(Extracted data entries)
++++++
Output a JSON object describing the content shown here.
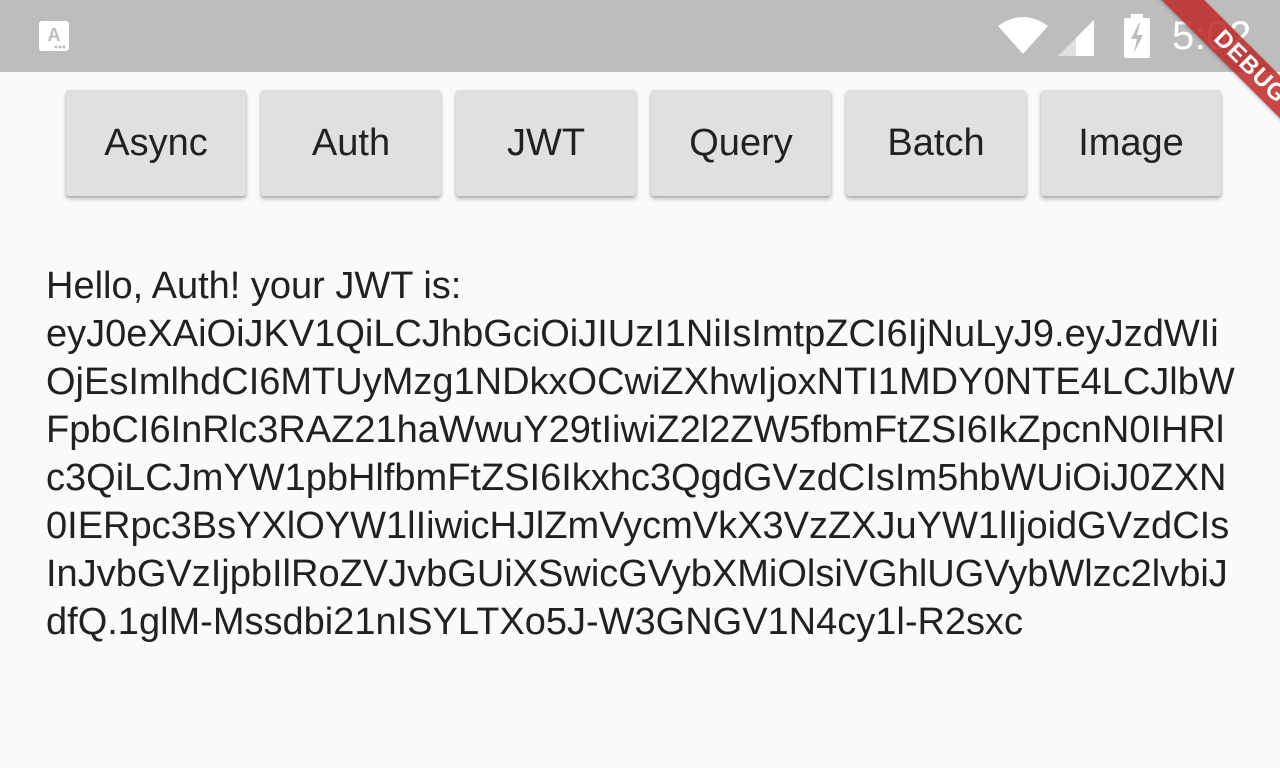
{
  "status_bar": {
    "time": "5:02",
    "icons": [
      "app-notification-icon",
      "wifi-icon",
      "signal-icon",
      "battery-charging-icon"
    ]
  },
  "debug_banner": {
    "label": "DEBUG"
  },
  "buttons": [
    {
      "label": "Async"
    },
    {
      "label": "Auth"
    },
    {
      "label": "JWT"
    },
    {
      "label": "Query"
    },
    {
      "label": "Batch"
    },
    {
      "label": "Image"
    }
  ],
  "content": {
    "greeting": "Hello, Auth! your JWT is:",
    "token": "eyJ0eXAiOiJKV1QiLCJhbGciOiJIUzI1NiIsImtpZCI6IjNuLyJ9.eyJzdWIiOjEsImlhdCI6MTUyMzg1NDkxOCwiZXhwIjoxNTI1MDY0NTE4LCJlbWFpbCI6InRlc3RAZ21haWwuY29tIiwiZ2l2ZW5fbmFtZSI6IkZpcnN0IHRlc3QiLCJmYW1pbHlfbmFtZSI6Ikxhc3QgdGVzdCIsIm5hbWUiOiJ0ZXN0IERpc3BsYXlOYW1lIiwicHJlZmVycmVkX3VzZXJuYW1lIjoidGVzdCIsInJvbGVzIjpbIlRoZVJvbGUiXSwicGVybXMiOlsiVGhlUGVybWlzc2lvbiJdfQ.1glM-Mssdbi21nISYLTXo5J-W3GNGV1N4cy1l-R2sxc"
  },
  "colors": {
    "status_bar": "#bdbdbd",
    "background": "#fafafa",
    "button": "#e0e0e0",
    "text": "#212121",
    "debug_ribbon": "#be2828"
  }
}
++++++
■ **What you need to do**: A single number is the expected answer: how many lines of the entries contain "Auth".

■ **Exercise result**: 2